## Task item
Where a line below holds the string "Filter", copy that line.

## Records to use
:::::

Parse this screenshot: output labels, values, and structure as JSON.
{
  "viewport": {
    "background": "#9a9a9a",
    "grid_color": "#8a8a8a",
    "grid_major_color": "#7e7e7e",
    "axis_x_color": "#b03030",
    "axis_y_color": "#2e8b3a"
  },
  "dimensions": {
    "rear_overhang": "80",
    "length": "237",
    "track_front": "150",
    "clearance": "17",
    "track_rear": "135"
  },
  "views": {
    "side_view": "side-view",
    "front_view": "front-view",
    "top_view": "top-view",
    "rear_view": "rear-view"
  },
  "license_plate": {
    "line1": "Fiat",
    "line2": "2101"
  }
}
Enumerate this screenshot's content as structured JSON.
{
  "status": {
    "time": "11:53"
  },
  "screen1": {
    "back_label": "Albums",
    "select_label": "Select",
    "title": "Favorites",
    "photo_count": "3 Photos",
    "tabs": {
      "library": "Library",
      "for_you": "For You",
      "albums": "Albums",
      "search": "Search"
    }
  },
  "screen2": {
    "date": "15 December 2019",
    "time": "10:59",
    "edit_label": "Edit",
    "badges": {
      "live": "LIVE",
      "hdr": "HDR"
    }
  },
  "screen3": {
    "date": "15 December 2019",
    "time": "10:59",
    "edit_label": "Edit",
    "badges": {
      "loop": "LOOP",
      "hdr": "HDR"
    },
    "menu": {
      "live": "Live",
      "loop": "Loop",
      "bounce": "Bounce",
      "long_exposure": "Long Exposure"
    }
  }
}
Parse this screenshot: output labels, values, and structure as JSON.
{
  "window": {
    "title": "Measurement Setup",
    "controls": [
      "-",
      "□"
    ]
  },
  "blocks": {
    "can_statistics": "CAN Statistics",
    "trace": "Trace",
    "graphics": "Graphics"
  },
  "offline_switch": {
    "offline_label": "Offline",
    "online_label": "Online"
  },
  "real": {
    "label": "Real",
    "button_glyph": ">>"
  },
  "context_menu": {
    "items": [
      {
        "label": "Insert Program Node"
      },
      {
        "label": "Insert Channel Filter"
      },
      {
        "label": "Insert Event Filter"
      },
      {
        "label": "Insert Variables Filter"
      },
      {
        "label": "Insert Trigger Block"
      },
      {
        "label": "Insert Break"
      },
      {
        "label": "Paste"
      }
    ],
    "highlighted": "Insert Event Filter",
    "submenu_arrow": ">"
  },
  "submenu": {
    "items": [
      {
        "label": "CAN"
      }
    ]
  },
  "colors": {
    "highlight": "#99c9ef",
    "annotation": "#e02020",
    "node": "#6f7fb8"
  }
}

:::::

## Result of the task
        "label": "Insert Channel Filter"
        "label": "Insert Event Filter"
        "label": "Insert Variables Filter"
    "highlighted": "Insert Event Filter",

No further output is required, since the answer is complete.